How long will you live…
… knowing is the best guide to your retirement spending
The one piece of advice missing from your birth certificate is the expiry date. Yet this would be the single most helpful number for all retirees. If only we knew this date, we’d be able to do our retirement income sums so much more quickly and accurately. And we’d know exactly how much we could spend each year.
No one, of course, has a crystal ball. And most of us would hate having an actual date – we’d hear that clock ticking far too loudly every day.
But technology and medical science are now combining to allow us to see far more accurate forecasts about our own individual life expectancy.
And it certainly helps to be an Australian.
The most recent Australian Bureau of Statistics (ABS) tables (2019-2021) reveal Australians to be the third longest living nation in the world, just behind Monaco and Japan. Men and women are now living much longer from birth. A male child born today is expected to reach 79.7 years whilst a female child is likely to live to 85.4 years. This compares with 74.4 and 80.3 respectively for children born in 1991.
The ABS tables also show that reaching our nineties is a possibility for many retirees.
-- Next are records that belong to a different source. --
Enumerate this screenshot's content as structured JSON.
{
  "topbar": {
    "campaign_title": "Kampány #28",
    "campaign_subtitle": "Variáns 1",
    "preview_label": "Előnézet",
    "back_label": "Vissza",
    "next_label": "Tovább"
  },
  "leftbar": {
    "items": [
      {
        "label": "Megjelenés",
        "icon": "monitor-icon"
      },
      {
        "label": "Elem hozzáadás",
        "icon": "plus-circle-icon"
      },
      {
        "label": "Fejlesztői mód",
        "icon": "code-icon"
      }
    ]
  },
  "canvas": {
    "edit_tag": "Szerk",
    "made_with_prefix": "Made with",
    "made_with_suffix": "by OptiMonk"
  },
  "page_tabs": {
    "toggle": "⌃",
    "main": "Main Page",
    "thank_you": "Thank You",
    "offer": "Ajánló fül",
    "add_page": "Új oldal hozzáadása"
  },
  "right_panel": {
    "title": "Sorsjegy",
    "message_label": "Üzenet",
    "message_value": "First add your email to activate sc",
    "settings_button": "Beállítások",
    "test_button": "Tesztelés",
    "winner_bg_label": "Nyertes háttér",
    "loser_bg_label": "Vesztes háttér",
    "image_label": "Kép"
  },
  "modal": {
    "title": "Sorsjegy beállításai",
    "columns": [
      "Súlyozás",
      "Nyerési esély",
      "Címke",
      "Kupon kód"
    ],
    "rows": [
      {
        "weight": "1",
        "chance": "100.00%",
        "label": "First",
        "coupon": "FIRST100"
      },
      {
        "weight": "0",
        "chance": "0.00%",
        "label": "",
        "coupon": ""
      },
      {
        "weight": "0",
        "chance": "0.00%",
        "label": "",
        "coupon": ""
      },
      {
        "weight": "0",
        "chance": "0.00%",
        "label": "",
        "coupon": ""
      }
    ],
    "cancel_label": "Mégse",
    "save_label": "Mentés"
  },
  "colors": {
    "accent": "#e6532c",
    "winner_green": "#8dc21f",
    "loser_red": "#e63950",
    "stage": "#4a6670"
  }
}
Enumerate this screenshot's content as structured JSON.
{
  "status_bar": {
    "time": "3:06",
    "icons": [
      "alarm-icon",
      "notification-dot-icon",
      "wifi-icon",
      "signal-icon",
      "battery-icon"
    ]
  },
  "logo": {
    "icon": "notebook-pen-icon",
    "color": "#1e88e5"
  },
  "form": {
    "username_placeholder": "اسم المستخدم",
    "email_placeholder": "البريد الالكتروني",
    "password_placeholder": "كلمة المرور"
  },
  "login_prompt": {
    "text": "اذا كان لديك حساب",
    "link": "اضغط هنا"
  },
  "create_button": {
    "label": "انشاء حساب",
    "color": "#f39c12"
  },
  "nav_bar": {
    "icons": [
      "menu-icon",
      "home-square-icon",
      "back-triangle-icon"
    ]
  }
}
As always, the longer you live, the longer you are likely to live.
Here’s a snapshot table of life expectancy for current retirees:
Let’s get more specific
These predictions are based upon population-wide data.
A more accurate projection can be calculated using specific longevity calculators which include your family health history, your lifestyle, exercise and diet and living environment. We ran a test on an actual individual aged 69 and whilst the ABS would suggest a life expectancy of an extra 17 years, ending at 86, the SHAPE calculator predicted an extra 25 years, so our subject is likely to live until 94.
Why does this matter?
Funding an extra eight years is a significant change in the calculations of how long your money will last. It’s also useful to consider what those extra years will look like. If you are currently in your late 60s and active, how long can you hope to remain active and living independently? At which point might you become frail and need extra support? Will you, toward the end of your life become dependent and thus need a more supportive accommodation?
This information can be used to achieve even more accurate financial forecasts.
A typical retiree will receive a mix of income from the Age Pension and their own savings, in super, or private investments. By the time they are 80, 80% will rely upon this mix of income.
Booking a Retirement Essentials Retirement Forecaster consultation will give you an extremely accurate picture of how your money will last. You can input current income, Age Pension, income streams from super and other investments and project how long savings will last and how the Age Pension may increase as savings reduce. The calculator takes inflation and conservative earnings into account, so you don’t need to do these sums. You will then need to input your expected spending. If this results in a dismal outlook, you can change the spending setting and see if that is more pleasing. You will then have a target spending figure to aim for.
As we said, there is no crystal ball, but a more accurate longevity forecast is a super handy starting point when projecting how long your savings will last – and how, as they reduce, you will fund your retirement.